Second, Agnes is a tremendously warm and generous person to whom family has meant everything.
And, third, she has an absolutely incredible memory.
In our conversations after the sessions, Lori and I would continually marvel at the volume and detail of the stories Agnes would recount. I mean, we are talking about Agnes remembering events to the day that happened when she was 2 years old, which at this point is a full 90 years ago. We would check, too!
Through the stories I had the privilege to get to know her family and to learn about their classically American journey from Piacenza and Ponte dell’Olio, Italy to America. I got to know Agnes’ parents, Louis and Clara Losi, who set off for a new world, met, became engaged on their first date and built a loving home for their family.

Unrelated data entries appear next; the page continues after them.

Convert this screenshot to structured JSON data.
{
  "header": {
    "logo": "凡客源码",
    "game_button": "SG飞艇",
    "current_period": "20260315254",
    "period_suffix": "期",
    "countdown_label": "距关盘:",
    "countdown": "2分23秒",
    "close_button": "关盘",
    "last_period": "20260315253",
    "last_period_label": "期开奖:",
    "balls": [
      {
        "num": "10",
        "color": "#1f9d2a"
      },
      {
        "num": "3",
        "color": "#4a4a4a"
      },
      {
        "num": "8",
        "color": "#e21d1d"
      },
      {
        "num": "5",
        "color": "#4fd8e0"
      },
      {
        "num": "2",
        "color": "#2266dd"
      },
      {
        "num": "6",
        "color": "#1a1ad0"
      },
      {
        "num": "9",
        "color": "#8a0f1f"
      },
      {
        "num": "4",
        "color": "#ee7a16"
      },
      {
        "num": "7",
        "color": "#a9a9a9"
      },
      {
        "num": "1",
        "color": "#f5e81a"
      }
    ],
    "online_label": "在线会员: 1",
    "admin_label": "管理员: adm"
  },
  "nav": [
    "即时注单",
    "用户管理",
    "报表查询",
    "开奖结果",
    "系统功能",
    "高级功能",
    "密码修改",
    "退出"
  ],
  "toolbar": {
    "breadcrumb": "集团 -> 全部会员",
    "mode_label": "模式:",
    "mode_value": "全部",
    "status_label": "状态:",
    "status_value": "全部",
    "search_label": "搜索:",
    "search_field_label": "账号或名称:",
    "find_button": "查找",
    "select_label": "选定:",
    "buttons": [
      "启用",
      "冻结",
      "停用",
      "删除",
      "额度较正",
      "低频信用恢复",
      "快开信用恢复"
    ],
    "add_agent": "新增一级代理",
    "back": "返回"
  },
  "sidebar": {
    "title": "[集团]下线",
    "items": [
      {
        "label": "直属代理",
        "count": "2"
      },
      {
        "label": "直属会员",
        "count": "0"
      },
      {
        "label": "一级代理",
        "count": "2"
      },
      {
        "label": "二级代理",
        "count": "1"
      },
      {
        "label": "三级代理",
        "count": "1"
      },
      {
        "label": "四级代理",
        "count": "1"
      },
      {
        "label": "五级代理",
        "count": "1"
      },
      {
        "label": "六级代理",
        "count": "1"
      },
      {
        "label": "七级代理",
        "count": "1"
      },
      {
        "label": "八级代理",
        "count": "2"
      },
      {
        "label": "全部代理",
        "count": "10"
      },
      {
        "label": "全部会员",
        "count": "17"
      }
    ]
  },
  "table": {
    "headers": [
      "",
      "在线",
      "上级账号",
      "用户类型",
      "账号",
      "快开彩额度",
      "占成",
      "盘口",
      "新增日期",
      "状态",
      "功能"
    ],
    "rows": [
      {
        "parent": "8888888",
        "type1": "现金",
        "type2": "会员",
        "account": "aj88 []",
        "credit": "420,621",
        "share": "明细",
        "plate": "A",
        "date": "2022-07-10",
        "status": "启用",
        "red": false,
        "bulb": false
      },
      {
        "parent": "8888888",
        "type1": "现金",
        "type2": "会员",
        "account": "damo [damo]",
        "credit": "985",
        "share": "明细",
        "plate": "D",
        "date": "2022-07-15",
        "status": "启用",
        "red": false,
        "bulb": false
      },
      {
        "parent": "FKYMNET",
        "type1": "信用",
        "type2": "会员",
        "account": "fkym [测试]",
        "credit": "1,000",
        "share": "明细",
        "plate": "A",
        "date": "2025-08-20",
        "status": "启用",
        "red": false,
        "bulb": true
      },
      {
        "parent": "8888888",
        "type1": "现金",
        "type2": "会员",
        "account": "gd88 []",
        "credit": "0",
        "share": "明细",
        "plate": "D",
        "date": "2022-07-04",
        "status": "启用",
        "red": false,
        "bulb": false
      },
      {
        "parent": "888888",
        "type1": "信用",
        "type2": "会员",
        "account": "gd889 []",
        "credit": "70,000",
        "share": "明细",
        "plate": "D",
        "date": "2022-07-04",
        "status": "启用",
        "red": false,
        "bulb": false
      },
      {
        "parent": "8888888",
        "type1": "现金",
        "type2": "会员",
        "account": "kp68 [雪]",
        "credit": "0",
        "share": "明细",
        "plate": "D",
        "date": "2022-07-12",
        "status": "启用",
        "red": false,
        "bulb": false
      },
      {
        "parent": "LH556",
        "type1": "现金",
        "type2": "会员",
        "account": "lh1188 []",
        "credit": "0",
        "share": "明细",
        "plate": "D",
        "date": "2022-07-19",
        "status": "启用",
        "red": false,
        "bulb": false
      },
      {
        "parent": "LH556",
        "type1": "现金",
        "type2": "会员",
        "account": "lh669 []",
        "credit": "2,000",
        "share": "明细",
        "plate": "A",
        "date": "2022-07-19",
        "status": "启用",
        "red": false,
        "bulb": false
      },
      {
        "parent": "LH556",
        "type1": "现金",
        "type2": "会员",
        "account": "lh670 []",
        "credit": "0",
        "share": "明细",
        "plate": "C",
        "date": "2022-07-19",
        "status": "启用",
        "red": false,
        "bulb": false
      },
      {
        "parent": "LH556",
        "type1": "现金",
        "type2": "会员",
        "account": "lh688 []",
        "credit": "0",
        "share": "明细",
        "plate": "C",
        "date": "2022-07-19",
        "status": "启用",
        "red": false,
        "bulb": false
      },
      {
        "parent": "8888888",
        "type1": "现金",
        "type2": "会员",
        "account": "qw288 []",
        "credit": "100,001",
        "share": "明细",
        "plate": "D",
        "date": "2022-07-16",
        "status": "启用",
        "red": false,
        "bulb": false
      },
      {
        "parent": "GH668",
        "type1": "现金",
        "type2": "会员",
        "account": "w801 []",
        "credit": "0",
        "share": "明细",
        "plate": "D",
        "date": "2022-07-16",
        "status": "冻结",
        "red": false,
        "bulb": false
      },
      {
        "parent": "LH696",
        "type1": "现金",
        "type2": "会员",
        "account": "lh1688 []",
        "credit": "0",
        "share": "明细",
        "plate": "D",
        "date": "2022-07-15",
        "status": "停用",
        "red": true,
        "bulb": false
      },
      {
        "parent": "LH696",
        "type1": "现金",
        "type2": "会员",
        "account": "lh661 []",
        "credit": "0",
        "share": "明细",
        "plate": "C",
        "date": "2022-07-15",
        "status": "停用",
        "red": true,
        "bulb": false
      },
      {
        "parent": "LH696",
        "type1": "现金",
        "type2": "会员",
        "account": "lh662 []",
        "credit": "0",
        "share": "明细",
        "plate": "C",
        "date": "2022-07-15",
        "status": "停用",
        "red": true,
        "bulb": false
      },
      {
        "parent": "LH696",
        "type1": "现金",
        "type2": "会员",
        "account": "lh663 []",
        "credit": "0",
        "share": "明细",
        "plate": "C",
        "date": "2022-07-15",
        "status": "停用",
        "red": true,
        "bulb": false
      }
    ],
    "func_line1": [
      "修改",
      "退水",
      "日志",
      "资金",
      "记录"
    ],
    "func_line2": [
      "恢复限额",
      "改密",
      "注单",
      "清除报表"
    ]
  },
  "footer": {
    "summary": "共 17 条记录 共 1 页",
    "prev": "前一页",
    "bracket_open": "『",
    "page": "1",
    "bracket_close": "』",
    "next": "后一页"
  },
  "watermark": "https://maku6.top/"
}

I got to picture Uncle Leo jumping off the Hellgate Bridge and Aunt Mary’s elegance, to learn about the devoted love John and Gloria shared, to hear how Louisa became Eloise the Fifth Avenue designer, to take pleasure in Aunt Claire’s earning her college degree, and to imagine Agnes and Joe’s courtship.
The family members became alive to me and a part of me.
Obviously, a lot has happened since we started.
The Red Sox have won two World Series.
Barack Obama is now completing the second year of his presidency.
And Marius recently began middle school.
A lot has happened in the family.
Bob has had and recovered from a heart attack.
Bob and Lori have torn down their house and built a new one where Agnes now lives.
Sadly, Aunt Claire has passed. I know she would have loved to be here, and somehow feel that she knows about today’s celebration, is smiling and is willing to share her opinions.
Something else has happened, too.
Thanks to the collaboration between Agnes, Lori and my friend and colleague Christine Wachter, A Rainbow of Memories is a beautifully designed work full of stories and maps and letters and timelines and photographs, many of which you here sent to be included.
The book captures the full range of human emotions, from elation and tender connection to devastating sadness and loss.
Above all, it is based in Agnes’ love for family and her desire to give to everyone in it.
In the book’s Epilogue, Agnes writes, I learned what was important in life from my parents. My mother and father worked hard, did not complain and appreciated what they earned. My mother would be in the kitchen every afternoon getting dinner ready for 6 p.m., when my father would come home from working as a tile setter. Our dinners were always full of tasty food, laughter and pleasure in being with each other.
My parents weren’t wealthy, but they shared what they had with the family and they lived rich. My mother always had a nice cloth on the table and my father took great care in the wine he made and in his garden. My parents believed in taking pride in what you had.
She goes on to say:
I tried to live in the same way with my husband Joe and with Lori. I felt so blessed that I had her after all these years. My life was wrapped around the two of them, and I was the old-fashioned motherly type.
I had learned that from my mother, too.
I guess I would sum it up as there’s nothing like family.
Agnes, it has been an absolute treasure to work with and learn from you. I am so honored to have been a part of this project and so thrilled that my father and our dear friend Ava are here with Dunreith and Aidan to join everyone here in wishing you a Happy 92nd Birthday, in congratulating you on your achievement, and in thanking you for your memory, your stories and your gift to all of us.
We thank you and we love you.
Please join me in raising our glasses to Agnes.”
We toasted Agnes, we sang Happy Birthday to her and we drank the champagne Pinstripes had provided for us.
While we were doing so, we also drank in the special pleasure that comes from having worked hard on a major project of uncertain outcome, of not having given up and having emerged on the other side with a result in which we can all take pride.
Sitting there with my wife and father and son and dear friend, celebrating with friends and the family I had gotten to know, the six years all felt worthwhile, and, for a moment, all felt right in my world.